**Goal of the exercise:**
Needed from the entries below: every line that holds the word "value".

**Source data:**
Content starts
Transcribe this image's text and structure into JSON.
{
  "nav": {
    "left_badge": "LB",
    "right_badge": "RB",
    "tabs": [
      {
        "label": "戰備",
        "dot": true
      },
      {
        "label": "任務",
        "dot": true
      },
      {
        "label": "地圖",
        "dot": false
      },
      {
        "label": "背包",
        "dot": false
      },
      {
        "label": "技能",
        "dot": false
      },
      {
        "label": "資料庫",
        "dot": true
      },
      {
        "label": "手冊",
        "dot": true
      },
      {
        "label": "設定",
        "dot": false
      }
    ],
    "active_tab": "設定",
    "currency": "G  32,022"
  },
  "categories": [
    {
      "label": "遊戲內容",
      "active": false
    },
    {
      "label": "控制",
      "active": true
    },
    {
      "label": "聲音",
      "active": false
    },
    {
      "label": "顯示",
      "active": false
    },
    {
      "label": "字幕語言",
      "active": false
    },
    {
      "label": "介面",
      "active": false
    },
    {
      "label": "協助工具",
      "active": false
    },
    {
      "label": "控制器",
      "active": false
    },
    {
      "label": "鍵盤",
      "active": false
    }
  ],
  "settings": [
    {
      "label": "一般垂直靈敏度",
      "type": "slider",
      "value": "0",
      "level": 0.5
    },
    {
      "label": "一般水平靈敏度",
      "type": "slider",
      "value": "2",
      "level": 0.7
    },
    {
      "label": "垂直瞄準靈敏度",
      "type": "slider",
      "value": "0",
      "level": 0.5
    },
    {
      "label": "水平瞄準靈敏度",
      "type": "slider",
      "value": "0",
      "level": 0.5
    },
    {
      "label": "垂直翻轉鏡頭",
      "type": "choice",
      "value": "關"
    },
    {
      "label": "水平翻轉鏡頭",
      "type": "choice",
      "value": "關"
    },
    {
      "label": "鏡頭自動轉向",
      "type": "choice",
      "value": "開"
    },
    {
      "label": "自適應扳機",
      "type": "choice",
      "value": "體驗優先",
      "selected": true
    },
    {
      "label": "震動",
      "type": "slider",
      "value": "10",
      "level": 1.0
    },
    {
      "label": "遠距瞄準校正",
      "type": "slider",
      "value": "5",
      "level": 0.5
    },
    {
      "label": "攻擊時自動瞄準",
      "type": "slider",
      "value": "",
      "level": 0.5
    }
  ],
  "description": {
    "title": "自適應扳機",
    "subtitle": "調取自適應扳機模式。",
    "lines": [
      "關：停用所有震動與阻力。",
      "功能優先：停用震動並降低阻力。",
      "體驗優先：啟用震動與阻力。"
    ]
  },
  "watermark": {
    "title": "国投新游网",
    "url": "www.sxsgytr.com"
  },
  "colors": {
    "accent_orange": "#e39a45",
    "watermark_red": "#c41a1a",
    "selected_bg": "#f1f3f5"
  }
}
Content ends
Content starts
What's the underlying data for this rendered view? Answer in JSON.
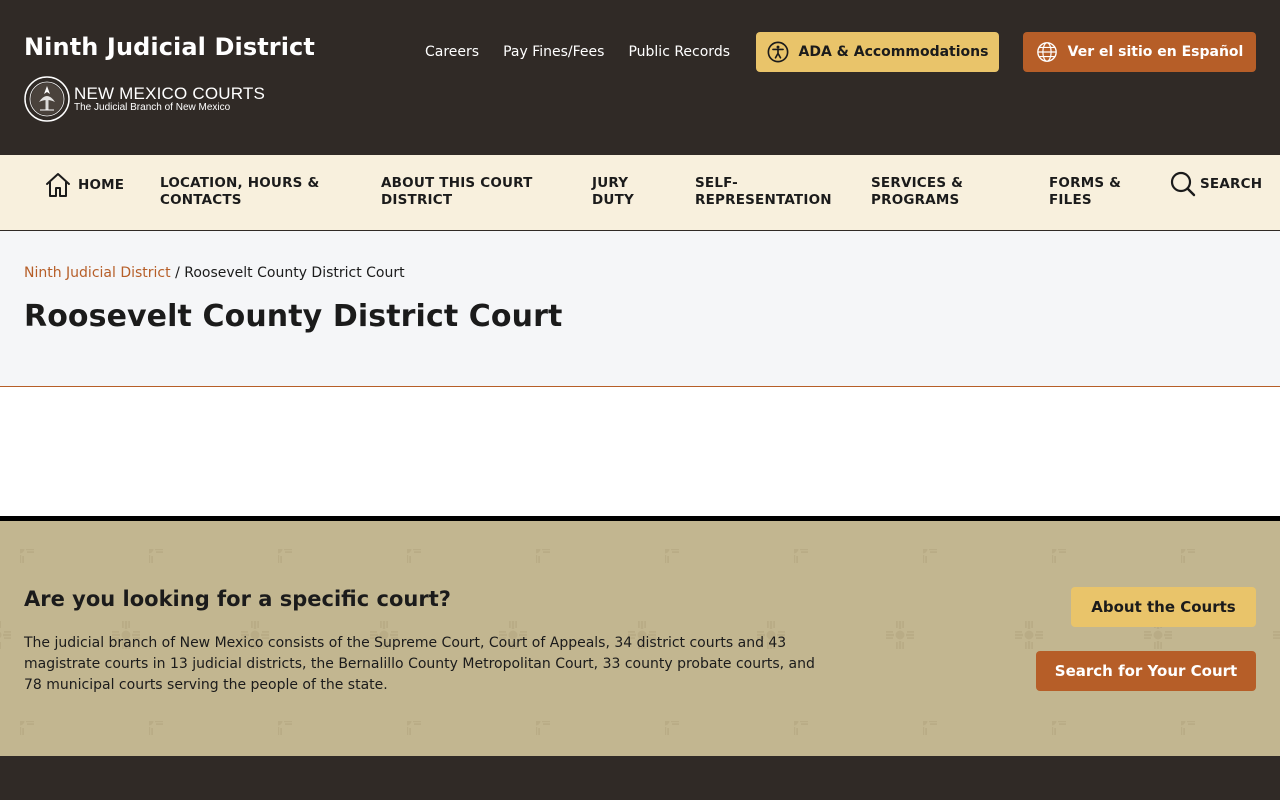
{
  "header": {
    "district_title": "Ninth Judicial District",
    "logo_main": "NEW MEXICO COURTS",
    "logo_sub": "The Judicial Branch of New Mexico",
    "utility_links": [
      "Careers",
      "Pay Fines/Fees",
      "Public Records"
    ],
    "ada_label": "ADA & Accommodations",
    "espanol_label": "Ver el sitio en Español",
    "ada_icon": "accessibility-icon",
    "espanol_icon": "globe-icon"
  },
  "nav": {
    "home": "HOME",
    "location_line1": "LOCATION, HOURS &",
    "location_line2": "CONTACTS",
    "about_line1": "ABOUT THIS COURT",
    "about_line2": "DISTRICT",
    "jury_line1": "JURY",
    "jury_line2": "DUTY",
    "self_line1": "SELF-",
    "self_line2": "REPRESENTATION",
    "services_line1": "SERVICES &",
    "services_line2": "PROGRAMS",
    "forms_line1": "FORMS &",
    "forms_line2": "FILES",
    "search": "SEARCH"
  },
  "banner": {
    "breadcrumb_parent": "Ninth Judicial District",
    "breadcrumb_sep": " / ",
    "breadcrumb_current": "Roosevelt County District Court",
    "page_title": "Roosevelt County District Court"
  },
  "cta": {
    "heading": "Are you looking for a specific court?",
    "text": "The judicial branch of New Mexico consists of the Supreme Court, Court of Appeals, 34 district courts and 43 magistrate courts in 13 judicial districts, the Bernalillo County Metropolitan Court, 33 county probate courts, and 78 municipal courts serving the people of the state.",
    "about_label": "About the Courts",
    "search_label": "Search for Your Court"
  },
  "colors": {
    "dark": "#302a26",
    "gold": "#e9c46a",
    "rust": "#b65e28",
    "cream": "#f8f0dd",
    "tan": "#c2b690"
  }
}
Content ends
**Output of the task:**
      "value": "0",
      "value": "2",
      "value": "0",
      "value": "0",
      "value": "關"
      "value": "關"
      "value": "開"
      "value": "體驗優先",
      "value": "10",
      "value": "5",
      "value": "",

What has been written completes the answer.